In January of this year, it was reported that nearly one million people have lost their jobs as a consequence of the COVID-19 pandemic, with sectors such as retail and manufacturing being some of the worst hit.
However, as the country begins on the path of recovery, and even the worst-hit sectors able to re-open once again, theirs is a glimmer of hope once again for a stronger job market. Good news was reported only three weeks ago that job postings in the UK are finally back up to a similar level as they were pre-pandemic.
But, of course, the need to return to work for such a large number of people means that the vacancy market is going to be saturated with applicants, and the process of job hunting is going to be even more stressful and anxiety-inducing than usual.
Even for the most confident of candidate, the amount of time, energy and emotion invested in looking for a new job can be draining, and it can be made all the worse if, at the end of the process, you find yourself with a rejection email, having to start over again from square one.
We understand the frustration. And we also understand how the process can have a real knock-on effect on mental wellbeing, especially if it doesn’t end in the most desirable way. Feelings of grief, anger and worry can all become intertwined leading to serious mental and physical ill-health if not managed.

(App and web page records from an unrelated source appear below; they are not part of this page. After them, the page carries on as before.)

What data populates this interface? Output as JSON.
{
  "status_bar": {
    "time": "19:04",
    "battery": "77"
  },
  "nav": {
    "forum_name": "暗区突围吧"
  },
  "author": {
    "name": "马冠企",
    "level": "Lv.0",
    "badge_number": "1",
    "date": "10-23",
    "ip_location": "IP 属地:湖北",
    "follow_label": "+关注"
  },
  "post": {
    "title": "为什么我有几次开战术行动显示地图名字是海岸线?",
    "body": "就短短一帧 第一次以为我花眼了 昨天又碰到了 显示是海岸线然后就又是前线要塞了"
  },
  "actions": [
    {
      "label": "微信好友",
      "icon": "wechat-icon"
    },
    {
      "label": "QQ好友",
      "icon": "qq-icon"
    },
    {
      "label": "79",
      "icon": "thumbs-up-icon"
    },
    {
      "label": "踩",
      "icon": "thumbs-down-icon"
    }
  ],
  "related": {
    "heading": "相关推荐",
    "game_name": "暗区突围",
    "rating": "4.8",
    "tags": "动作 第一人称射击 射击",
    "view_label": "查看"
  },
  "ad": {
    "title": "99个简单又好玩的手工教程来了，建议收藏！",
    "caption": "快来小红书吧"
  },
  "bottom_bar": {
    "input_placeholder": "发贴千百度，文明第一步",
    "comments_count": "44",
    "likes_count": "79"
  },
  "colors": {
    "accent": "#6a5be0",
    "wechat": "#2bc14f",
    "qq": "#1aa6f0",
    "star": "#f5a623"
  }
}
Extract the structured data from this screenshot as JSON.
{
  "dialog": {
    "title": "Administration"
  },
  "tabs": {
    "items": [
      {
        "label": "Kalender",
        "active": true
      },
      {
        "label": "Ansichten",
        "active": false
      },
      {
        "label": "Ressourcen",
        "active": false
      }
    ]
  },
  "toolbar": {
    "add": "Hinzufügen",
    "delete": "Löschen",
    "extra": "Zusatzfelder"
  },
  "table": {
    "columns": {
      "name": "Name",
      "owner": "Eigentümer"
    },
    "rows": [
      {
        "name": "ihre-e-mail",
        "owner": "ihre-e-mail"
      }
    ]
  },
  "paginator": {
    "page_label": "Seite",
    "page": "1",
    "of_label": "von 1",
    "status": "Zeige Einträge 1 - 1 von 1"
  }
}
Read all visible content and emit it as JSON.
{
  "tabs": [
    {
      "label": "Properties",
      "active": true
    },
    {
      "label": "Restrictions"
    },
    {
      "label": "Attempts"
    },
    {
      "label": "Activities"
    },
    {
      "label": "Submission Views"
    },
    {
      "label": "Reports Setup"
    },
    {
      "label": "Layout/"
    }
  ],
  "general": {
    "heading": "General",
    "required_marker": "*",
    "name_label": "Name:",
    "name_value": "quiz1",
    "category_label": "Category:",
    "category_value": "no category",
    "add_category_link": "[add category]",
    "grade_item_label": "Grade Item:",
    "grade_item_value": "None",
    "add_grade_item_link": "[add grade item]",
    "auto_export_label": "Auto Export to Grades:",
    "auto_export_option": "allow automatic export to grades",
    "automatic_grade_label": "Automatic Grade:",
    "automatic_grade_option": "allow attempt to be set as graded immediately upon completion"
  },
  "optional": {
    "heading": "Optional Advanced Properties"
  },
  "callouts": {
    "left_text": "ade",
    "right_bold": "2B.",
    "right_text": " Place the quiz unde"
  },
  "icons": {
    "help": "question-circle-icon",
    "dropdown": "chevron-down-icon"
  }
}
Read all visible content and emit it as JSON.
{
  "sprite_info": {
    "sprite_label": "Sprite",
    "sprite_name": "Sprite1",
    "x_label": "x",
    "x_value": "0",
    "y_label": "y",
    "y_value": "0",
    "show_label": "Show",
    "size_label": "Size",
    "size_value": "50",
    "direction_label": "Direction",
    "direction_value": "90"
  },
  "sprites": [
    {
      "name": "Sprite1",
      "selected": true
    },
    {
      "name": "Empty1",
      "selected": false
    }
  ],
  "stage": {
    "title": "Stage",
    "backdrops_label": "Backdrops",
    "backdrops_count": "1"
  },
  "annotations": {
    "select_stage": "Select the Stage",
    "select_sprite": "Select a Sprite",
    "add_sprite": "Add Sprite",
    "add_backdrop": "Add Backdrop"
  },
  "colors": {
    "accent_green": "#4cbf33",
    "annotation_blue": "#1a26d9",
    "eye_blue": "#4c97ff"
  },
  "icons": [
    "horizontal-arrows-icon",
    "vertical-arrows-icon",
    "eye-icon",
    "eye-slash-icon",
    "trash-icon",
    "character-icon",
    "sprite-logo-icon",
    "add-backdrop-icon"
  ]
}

If you’re in the process of job hunting, here are three ways you can protect your wellbeing during this time.
Give job hunting the 9-5 treatment
By setting yourself a clear routine, not only can you dedicate time to job hunting, but you can also schedule in other fun or relaxing activities to take your mind off of the stress of the day. It can be tempting to work flat-out day and night until something bites, but by doing this you’re putting yourself at risk of burnout and fatigue.
Exercise, in any form, can be a brilliant source of relief when job hunting. The exertion drains the stress-inducing adrenaline from your body, replacing it with much-needed endorphins and mood-boosters.
Take a break
Even if you’re dedicating specific hours to job hunting, it might be that dedicated down-time just isn’t enough some days. If it’s all getting a bit much, don’t be hesitant to step away from the computer for a day or two more. Sometimes, taking a step back is the best way to move forward. Pressing pause might give you that extra bit of breathing space you need to progress.
Ask for feedback
Hopefully, most employers or recruiters should be employing a positive rejection process, but if they’re not, don’t be afraid to reach out after a rejection and ask for feedback. Sometimes, it can be easier to cope with a drawback if we know how we can learn, grow and improve from them.
If an employer refuses to give you feedback for whatever reasons, ask a trusted peer for honest feedback on your CV, application form and the answers you gave in interview. A second pair of eyes can really help in these situations.
Reach out for support
It can be easy to bottle up our thoughts and feelings when facing a daunting situation. And there’s still an immense amount of stigma surrounding unemployment, which can make the job-hunting process after a redundancy even more isolating.
Whether it’s talking things through with friends, family or a trained mental health advisor, or asking a recruiter to help, there’s no shame in seeking support if you don’t know where to turn next.
If you’re struggling with the job-hunting process or need some advice on your next steps, please get in touch with one of our specialist recruiters who will be more than happy to help.